Vertigo, Vestibular paroxysmia, Anticonvulsants, Neurovascular cross compression

Introduction

Vertigo and dizziness are common complaints among general population, with a lifetime prevalence of around 30% [1]. Benign paroxysmal positional vertigo (BPPV) is the most frequent cause of acute episodic vestibular symptoms, followed by vestibular migraine [2]. Vestibular paroxysmia is a very rare cause of vertigo, accounting for nearly 3%-4% of cases diagnosed per year. It is characterized by brief attacks of spinning or non-spinning vertigo which lasts from seconds to few minutes, with or without ear symptoms [3].

Case Report

A 74-years-old female patient presented with chronic complaints of episodic vertigo induced by cephalic movements, accompanied by backward disequilibrium and without hypoacusia or tinnitus. Previous treatment with oral betahistine in the former 3 months had no effect. On exam, otoscopy, acumetry, evaluation of nystagmus, head-impulse test, Dix- Hallpike and McClure-Pagnini manoeuvres, Romberg and Unterberger tests were normal. Audiometry revealed symmetrical hearing loss, which was mild, sensorineural and more pronounced in higher frequencies (Figure 1).

Otolaryngology-Audiometry

Figure 1: Audiometry SRT: speech recognition threshold; DISC: speech discrimination.

Magnetic resonance imaging of brain and internal auditory canals showed a vascular loop in the right anterior inferior cerebellar artery insinuating into the right internal auditory canal. Diagnosis of vestibular paroxysmia was assumed and the patient began treatment with carbamazepine: 100 mg orally 2 times a day. At office evaluation after 2 weeks, all the symptoms had disappeared. Dosage of carbamazepine was maintained and the patient remained asymptomatic along time (Figure 2).

Otolaryngology-vascular

Figure 2: Magnetic resonance showing vascular loop in the right anterior inferior cerebellar artery insinuating into the right internal auditory canal (white circumference).

Discussion

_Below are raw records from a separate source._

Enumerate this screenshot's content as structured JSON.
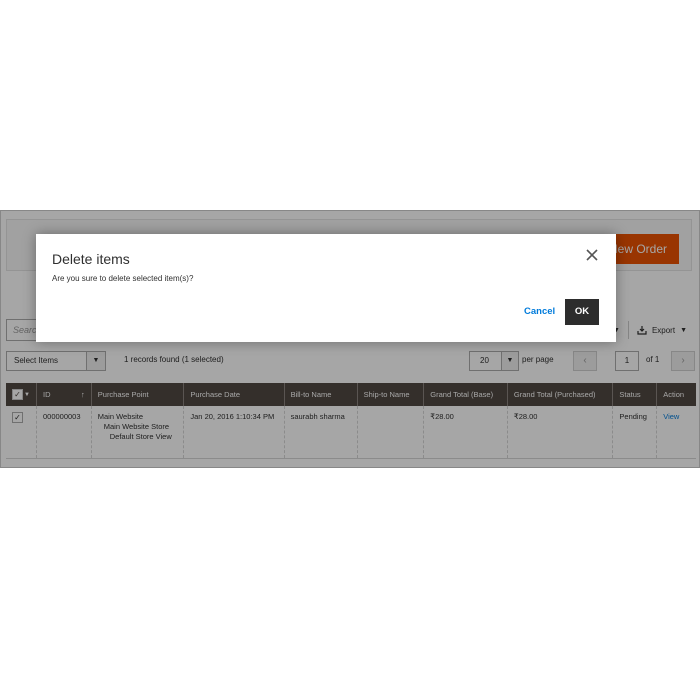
{
  "header": {
    "create_order_label": "Create New Order"
  },
  "search": {
    "placeholder": "Search by keyword"
  },
  "toolbar": {
    "export_label": "Export"
  },
  "actions": {
    "select_items_label": "Select Items",
    "records_text": "1 records found (1 selected)",
    "per_page_value": "20",
    "per_page_label": "per page",
    "page_value": "1",
    "page_of": "of 1"
  },
  "grid": {
    "columns": [
      "ID",
      "Purchase Point",
      "Purchase Date",
      "Bill-to Name",
      "Ship-to Name",
      "Grand Total (Base)",
      "Grand Total (Purchased)",
      "Status",
      "Action"
    ],
    "rows": [
      {
        "id": "000000003",
        "purchase_point": [
          "Main Website",
          "Main Website Store",
          "Default Store View"
        ],
        "purchase_date": "Jan 20, 2016 1:10:34 PM",
        "bill_to": "saurabh sharma",
        "ship_to": "",
        "grand_total_base": "₹28.00",
        "grand_total_purchased": "₹28.00",
        "status": "Pending",
        "action": "View"
      }
    ]
  },
  "modal": {
    "title": "Delete items",
    "message": "Are you sure to delete selected item(s)?",
    "cancel_label": "Cancel",
    "ok_label": "OK"
  },
  "icons": {
    "close": "close-icon",
    "export": "export-icon",
    "check": "checkmark-icon"
  },
  "colors": {
    "accent": "#eb5202",
    "grid_header": "#514943",
    "link": "#007bdb",
    "ok_button": "#2d2d2d"
  }
}
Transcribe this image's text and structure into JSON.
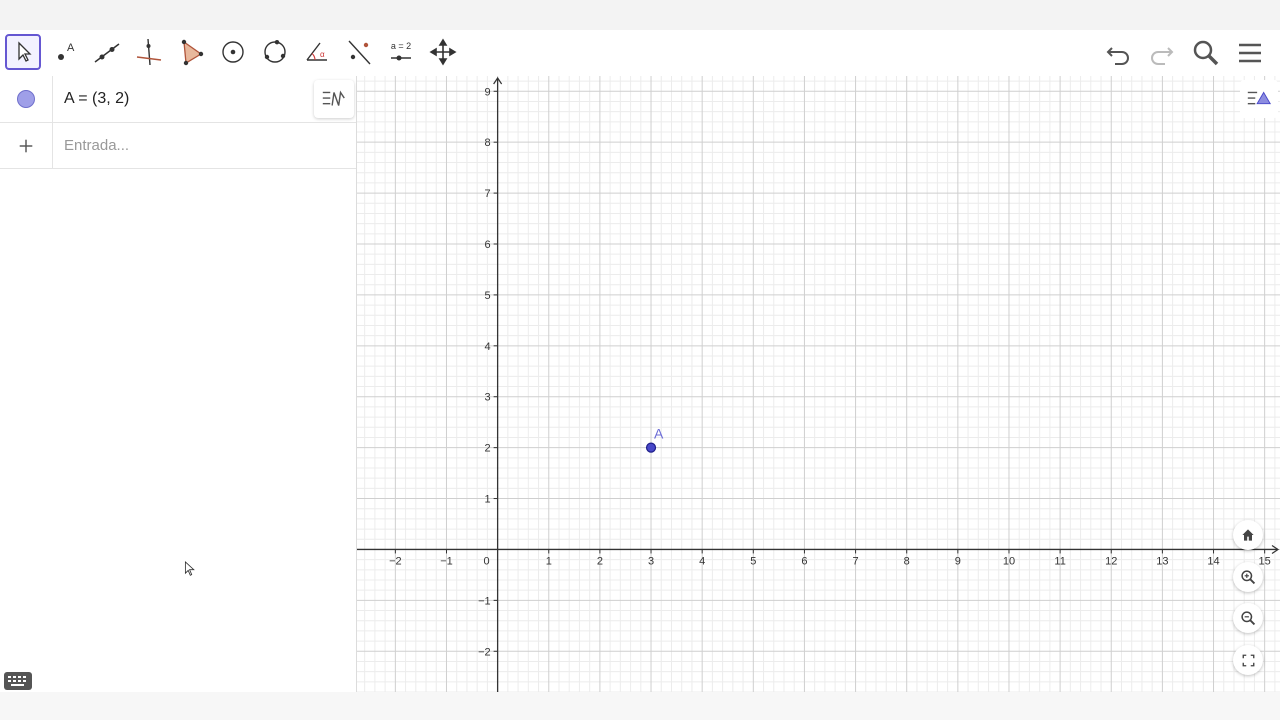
{
  "toolbar": {
    "tools": [
      {
        "name": "move-tool-icon",
        "active": true
      },
      {
        "name": "point-tool-icon",
        "label": "A"
      },
      {
        "name": "line-tool-icon"
      },
      {
        "name": "perpendicular-line-tool-icon"
      },
      {
        "name": "polygon-tool-icon"
      },
      {
        "name": "circle-center-point-tool-icon"
      },
      {
        "name": "circle-three-points-tool-icon"
      },
      {
        "name": "angle-tool-icon"
      },
      {
        "name": "reflect-tool-icon"
      },
      {
        "name": "slider-tool-icon",
        "label": "a = 2"
      },
      {
        "name": "move-graphics-view-tool-icon"
      }
    ],
    "right": [
      "undo-icon",
      "redo-icon",
      "search-icon",
      "menu-icon"
    ]
  },
  "algebra": {
    "rows": [
      {
        "marker": "visibility-toggle",
        "text": "A = (3, 2)"
      },
      {
        "marker": "plus-icon",
        "placeholder": "Entrada..."
      }
    ]
  },
  "graph": {
    "x_ticks": [
      "−2",
      "−1",
      "0",
      "1",
      "2",
      "3",
      "4",
      "5",
      "6",
      "7",
      "8",
      "9",
      "10",
      "11",
      "12",
      "13",
      "14",
      "15"
    ],
    "y_ticks": [
      "−2",
      "−1",
      "1",
      "2",
      "3",
      "4",
      "5",
      "6",
      "7",
      "8",
      "9"
    ],
    "x_range": [
      -2.75,
      15.3
    ],
    "y_range": [
      -2.8,
      9.3
    ],
    "points": [
      {
        "label": "A",
        "x": 3,
        "y": 2,
        "color": "#4848c8"
      }
    ]
  },
  "colors": {
    "accent": "#6557d2",
    "point": "#4848c8",
    "grid_major": "#cfcfcf",
    "grid_minor": "#ececec"
  }
}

Vestibular paroxysmia is the name given to the syndrome caused by vascular compression of the vestibulocochlear nerve. Chronic external pressure on this nerve from an adjacent blood vessel is thought to lead to demyelination, decreasing its firing threshold and making the nerve susceptible to excessive stimulation and causing vertigo attacks [4]. It is a vestibular episodic disease presenting great variability in the number of attacks between patients. However, the type of vertigo (spinning or non-spinning) and the number of attacks per day are very constant intra individually. These attacks typically last less than one minute [5]. Many patients develop nystagmus with hyperventilation (and, therefore, with exercise), because it lead to transient changes in conductivity across the demyelinated portion of the vestibulocochlear nerve causing ephaptic discharges [6]. Cephalic movements and certain head positions can also trigger vertigo attacks, as they increase neurovascular contact.

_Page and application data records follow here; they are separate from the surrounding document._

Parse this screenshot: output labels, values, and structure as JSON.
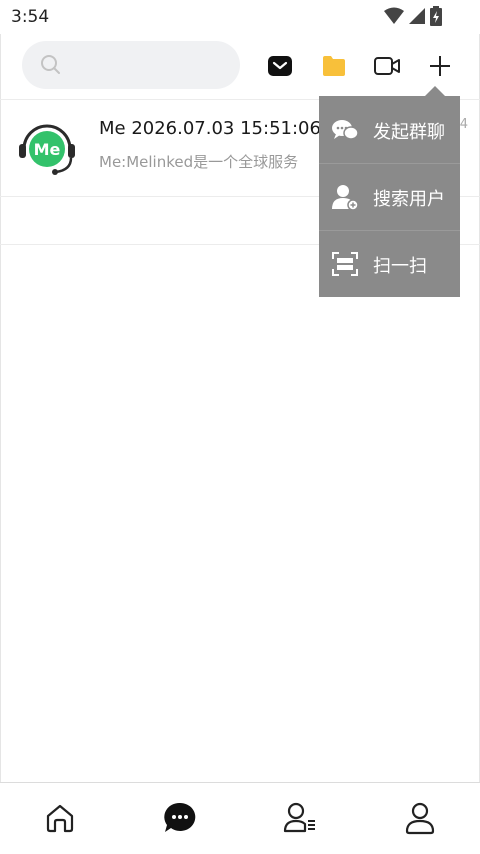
{
  "status_bar": {
    "time": "3:54"
  },
  "search": {
    "placeholder": ""
  },
  "toolbar": {
    "mail_icon": "mail-icon",
    "folder_icon": "folder-icon",
    "video_icon": "video-camera-icon",
    "add_icon": "plus-icon",
    "folder_color": "#f8c03a"
  },
  "chat_list": [
    {
      "avatar_text": "Me",
      "title": "Me 2026.07.03 15:51:06",
      "preview": "Me:Melinked是一个全球服务",
      "time": "4"
    }
  ],
  "popup_menu": {
    "items": [
      {
        "label": "发起群聊",
        "icon": "group-chat-icon"
      },
      {
        "label": "搜索用户",
        "icon": "add-user-icon"
      },
      {
        "label": "扫一扫",
        "icon": "scan-icon"
      }
    ]
  },
  "bottom_nav": [
    {
      "icon": "home-icon"
    },
    {
      "icon": "chat-icon"
    },
    {
      "icon": "contacts-icon"
    },
    {
      "icon": "profile-icon"
    }
  ],
  "colors": {
    "avatar_green": "#33c26b",
    "popup_bg": "#8a8a8a"
  }
}
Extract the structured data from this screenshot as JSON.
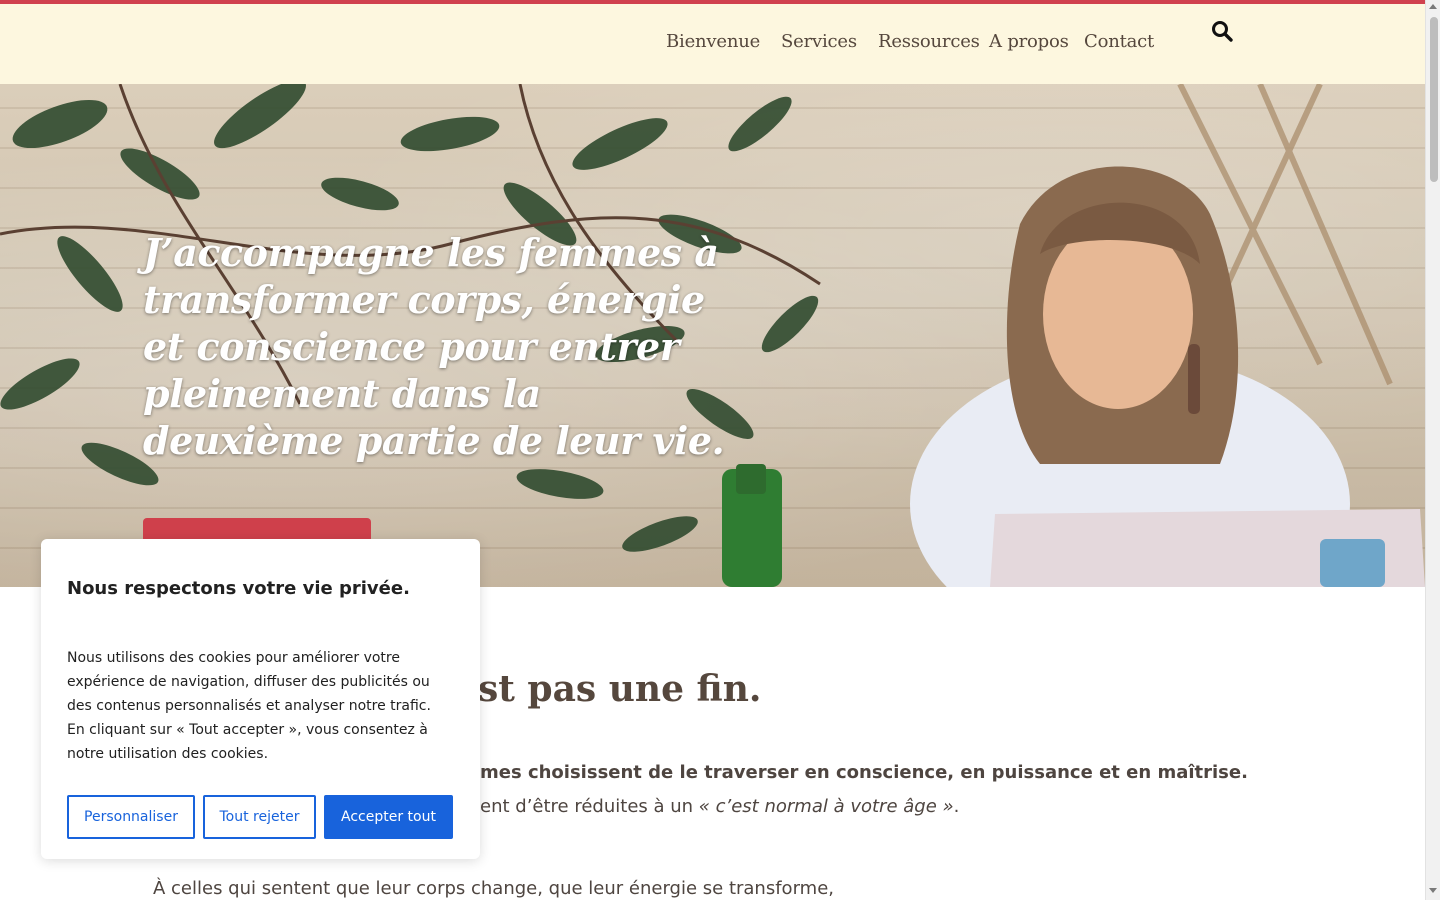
{
  "nav": {
    "items": [
      "Bienvenue",
      "Services",
      "Ressources",
      "A propos",
      "Contact"
    ]
  },
  "hero": {
    "title": "J’accompagne les femmes à transformer corps, énergie et conscience pour entrer pleinement dans la deuxième partie de leur vie."
  },
  "content": {
    "heading_visible": "st pas une fin.",
    "para_bold_visible": "mes choisissent de le traverser en conscience, en puissance et en maîtrise.",
    "para_line2_visible": "ent d’être réduites à un ",
    "para_line2_quote": "« c’est normal à votre âge »",
    "para_line2_end": ".",
    "para_line3": "À celles qui sentent que leur corps change, que leur énergie se transforme,"
  },
  "cookie_banner": {
    "title": "Nous respectons votre vie privée.",
    "text": "Nous utilisons des cookies pour améliorer votre expérience de navigation, diffuser des publicités ou des contenus personnalisés et analyser notre trafic. En cliquant sur « Tout accepter », vous consentez à notre utilisation des cookies.",
    "customize_label": "Personnaliser",
    "reject_label": "Tout rejeter",
    "accept_label": "Accepter tout"
  },
  "colors": {
    "accent_red": "#d0414e",
    "header_bg": "#fdf7df",
    "cookie_blue": "#1863dc"
  },
  "icons": {
    "search": "search-icon"
  }
}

Clinical professionals should exclude more frequent conditions such as BPPV, vestibular migraine, superior semicircular canal dehiscence (with symptoms typically triggered by Valsalva manoeuvre or louder sounds–Tulio’s phenomenon) or cerebrovascular disease. The positive response to antiepileptics, as showed in the clinical case, plays also an important role in the diagnosis. In fact, even low dosages of carbamazepine (200-600 mg per day) or oxcarbazepine (300-900 mg per day) seem to be effective. These drugs act as blockers of the transmembrane fast sodium channels, thus reducing neuronal excitability. Only in cases refractory to medical treatment, surgical microvascular descompression should be considered [3]. This syndrome can also manifest in children who present with the frequent short episodes of vertigo, potencially confounding with benign paroxysmal vertigo of childhood. The neurovascular cross-compression syndrome may resolve spontaneously since vascular brain and bone structures grow at different speeds or be easily treated with low dosages of carbamazepine [3,7].

Conclusion

In spite of being a very unusual condition, vestibular paroxysmia should be considered in cases of episodic vertigo. Making this diagnosis correctly allows to treat accurately some vertigo scenarios that otherwise would be very tough to manage.

References